Indeed, the port’s long-term vision for the waterfront parcel is to transform it into a mixed-use development: Millers’ Landing. It would include restaurants, retailers, office space and, possibly, a boutique hotel. And it would make room for more public amenities and access to the river.

To be sure, more cleanup work needs to be done. While Millers’ Landing is open for development, “we do have some sediment dredging work in Lake River and Carty Lake that needs to be completed next year, as well as some confirmation soil sampling in a neighborhood adjacent to the site,” according to Brent Grening, the port’s CEO.

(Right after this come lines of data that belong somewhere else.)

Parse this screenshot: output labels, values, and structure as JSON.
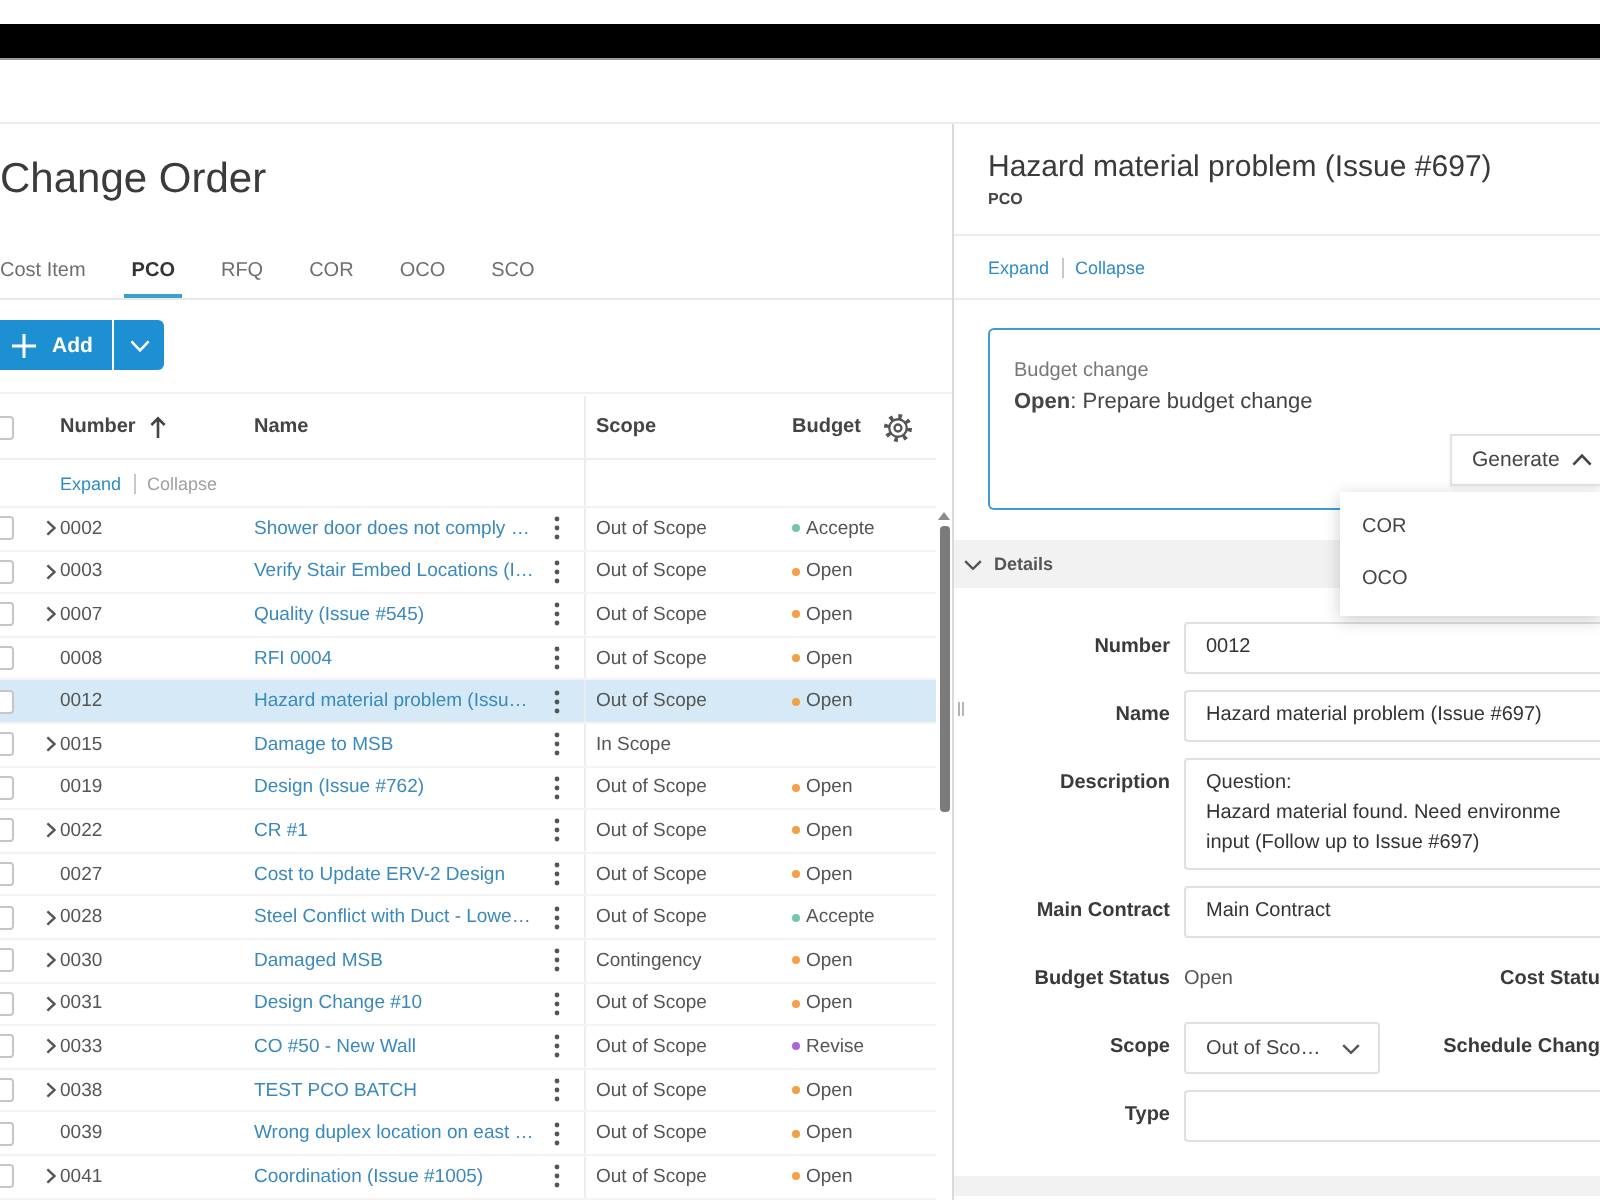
{
  "page": {
    "title": "Change Order"
  },
  "tabs": [
    {
      "label": "Cost Item",
      "selected": false
    },
    {
      "label": "PCO",
      "selected": true
    },
    {
      "label": "RFQ",
      "selected": false
    },
    {
      "label": "COR",
      "selected": false
    },
    {
      "label": "OCO",
      "selected": false
    },
    {
      "label": "SCO",
      "selected": false
    }
  ],
  "toolbar": {
    "add_button": "Add"
  },
  "table": {
    "select_all": {
      "checked": false
    },
    "columns": [
      {
        "label": "Number",
        "sorted_ascending": true
      },
      {
        "label": "Name",
        "sorted_ascending": false
      },
      {
        "label": "Scope",
        "sorted_ascending": false
      },
      {
        "label": "Budget",
        "sorted_ascending": false
      }
    ],
    "tree_links": [
      {
        "label": "Expand",
        "disabled": false
      },
      {
        "label": "Collapse",
        "disabled": true
      }
    ],
    "rows": [
      {
        "number": "0002",
        "has_children": true,
        "name": "Shower door does not comply …",
        "scope": "Out of Scope",
        "budget": {
          "text": "Accepte",
          "color": "#72c7a8"
        },
        "checked": false,
        "selected": false
      },
      {
        "number": "0003",
        "has_children": true,
        "name": "Verify Stair Embed Locations (I…",
        "scope": "Out of Scope",
        "budget": {
          "text": "Open",
          "color": "#f4a146"
        },
        "checked": false,
        "selected": false
      },
      {
        "number": "0007",
        "has_children": true,
        "name": "Quality (Issue #545)",
        "scope": "Out of Scope",
        "budget": {
          "text": "Open",
          "color": "#f4a146"
        },
        "checked": false,
        "selected": false
      },
      {
        "number": "0008",
        "has_children": false,
        "name": "RFI 0004",
        "scope": "Out of Scope",
        "budget": {
          "text": "Open",
          "color": "#f4a146"
        },
        "checked": false,
        "selected": false
      },
      {
        "number": "0012",
        "has_children": false,
        "name": "Hazard material problem (Issu…",
        "scope": "Out of Scope",
        "budget": {
          "text": "Open",
          "color": "#f4a146"
        },
        "checked": false,
        "selected": true
      },
      {
        "number": "0015",
        "has_children": true,
        "name": "Damage to MSB",
        "scope": "In Scope",
        "checked": false,
        "selected": false
      },
      {
        "number": "0019",
        "has_children": false,
        "name": "Design (Issue #762)",
        "scope": "Out of Scope",
        "budget": {
          "text": "Open",
          "color": "#f4a146"
        },
        "checked": false,
        "selected": false
      },
      {
        "number": "0022",
        "has_children": true,
        "name": "CR #1",
        "scope": "Out of Scope",
        "budget": {
          "text": "Open",
          "color": "#f4a146"
        },
        "checked": false,
        "selected": false
      },
      {
        "number": "0027",
        "has_children": false,
        "name": "Cost to Update ERV-2 Design",
        "scope": "Out of Scope",
        "budget": {
          "text": "Open",
          "color": "#f4a146"
        },
        "checked": false,
        "selected": false
      },
      {
        "number": "0028",
        "has_children": true,
        "name": "Steel Conflict with Duct - Lowe…",
        "scope": "Out of Scope",
        "budget": {
          "text": "Accepte",
          "color": "#72c7a8"
        },
        "checked": false,
        "selected": false
      },
      {
        "number": "0030",
        "has_children": true,
        "name": "Damaged MSB",
        "scope": "Contingency",
        "budget": {
          "text": "Open",
          "color": "#f4a146"
        },
        "checked": false,
        "selected": false
      },
      {
        "number": "0031",
        "has_children": true,
        "name": "Design Change #10",
        "scope": "Out of Scope",
        "budget": {
          "text": "Open",
          "color": "#f4a146"
        },
        "checked": false,
        "selected": false
      },
      {
        "number": "0033",
        "has_children": true,
        "name": "CO #50 - New Wall",
        "scope": "Out of Scope",
        "budget": {
          "text": "Revise",
          "color": "#a866d9"
        },
        "checked": false,
        "selected": false
      },
      {
        "number": "0038",
        "has_children": true,
        "name": "TEST PCO BATCH",
        "scope": "Out of Scope",
        "budget": {
          "text": "Open",
          "color": "#f4a146"
        },
        "checked": false,
        "selected": false
      },
      {
        "number": "0039",
        "has_children": false,
        "name": "Wrong duplex location on east …",
        "scope": "Out of Scope",
        "budget": {
          "text": "Open",
          "color": "#f4a146"
        },
        "checked": false,
        "selected": false
      },
      {
        "number": "0041",
        "has_children": true,
        "name": "Coordination (Issue #1005)",
        "scope": "Out of Scope",
        "budget": {
          "text": "Open",
          "color": "#f4a146"
        },
        "checked": false,
        "selected": false
      }
    ]
  },
  "detail_panel": {
    "title": "Hazard material problem (Issue #697)",
    "subtitle": "PCO",
    "tree_links": [
      {
        "label": "Expand",
        "disabled": false
      },
      {
        "label": "Collapse",
        "disabled": false
      }
    ],
    "workflow_card": {
      "label": "Budget change",
      "status": "**Open**: Prepare budget change",
      "button": "Generate",
      "menu_open": true,
      "menu": [
        "COR",
        "OCO"
      ]
    },
    "sections": [
      {
        "title": "Details",
        "expanded": true
      }
    ],
    "fields": [
      {
        "label": "Number",
        "kind": "input",
        "value": "0012"
      },
      {
        "label": "Name",
        "kind": "input",
        "value": "Hazard material problem (Issue #697)"
      },
      {
        "label": "Description",
        "kind": "textarea",
        "value": "Question:\nHazard material found. Need environme\ninput (Follow up to Issue #697)"
      },
      {
        "label": "Main Contract",
        "kind": "input",
        "value": "Main Contract"
      },
      {
        "label": "Budget Status",
        "kind": "text",
        "value": "Open",
        "side_label": "Cost Statu"
      },
      {
        "label": "Scope",
        "kind": "select",
        "value": "Out of Sco…",
        "side_label": "Schedule Chang"
      },
      {
        "label": "Type",
        "kind": "input"
      }
    ]
  }
}
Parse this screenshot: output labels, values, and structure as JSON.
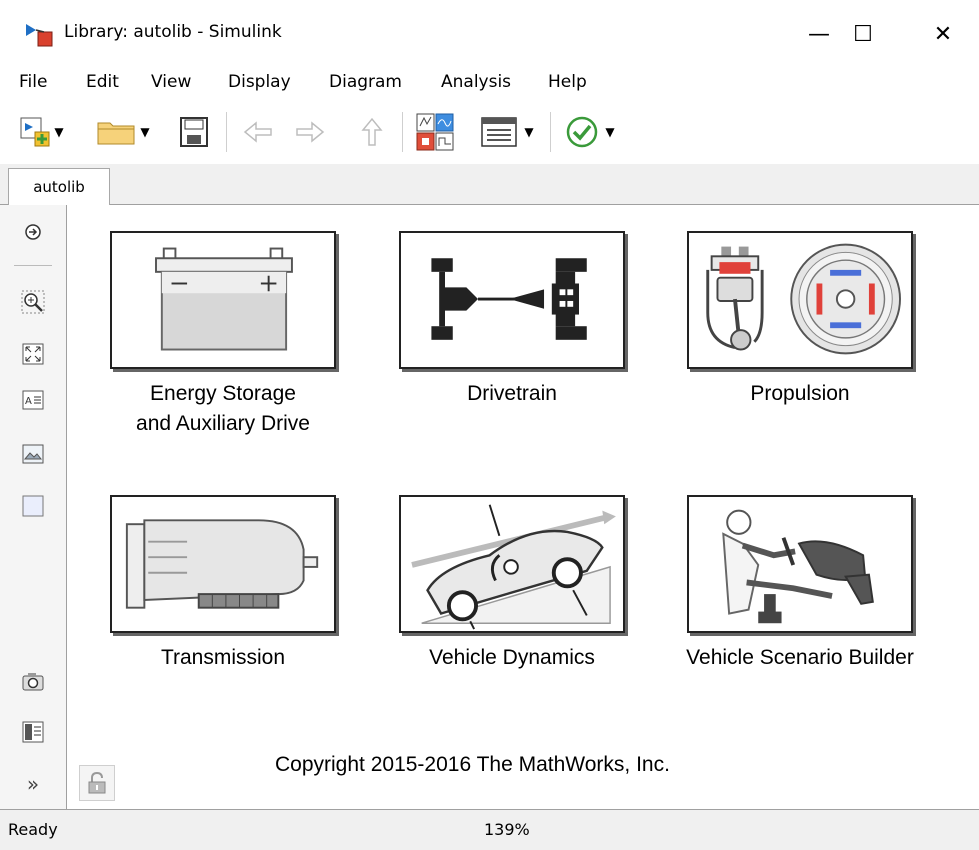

The consent decree marks yet another milestone in a $70 million, state-funded effort to clean up pollution left over decades by Pacific Wood Treating, which declared bankruptcy and shut down in 1993. Cleanup of the site has included removal of about 25,000 gallons of liquid contamination and 1.5 million pounds of toxic sludge.

In August, port officials and the public celebrated another milestone in the planned rejuvenation of the waterfront site: the opening of a three-quarters-of-a-mile-long paved walking path. It allows people to stroll along Lake River and to view Carty Lake and the Ridgefield National Wildlife Refuge.

As to the future of Millers’ Landing, the port is expected to seek a public-private partnership to redevelop the site. “That’s how I see this thing tracking forward,” Grening told The Columbian in August.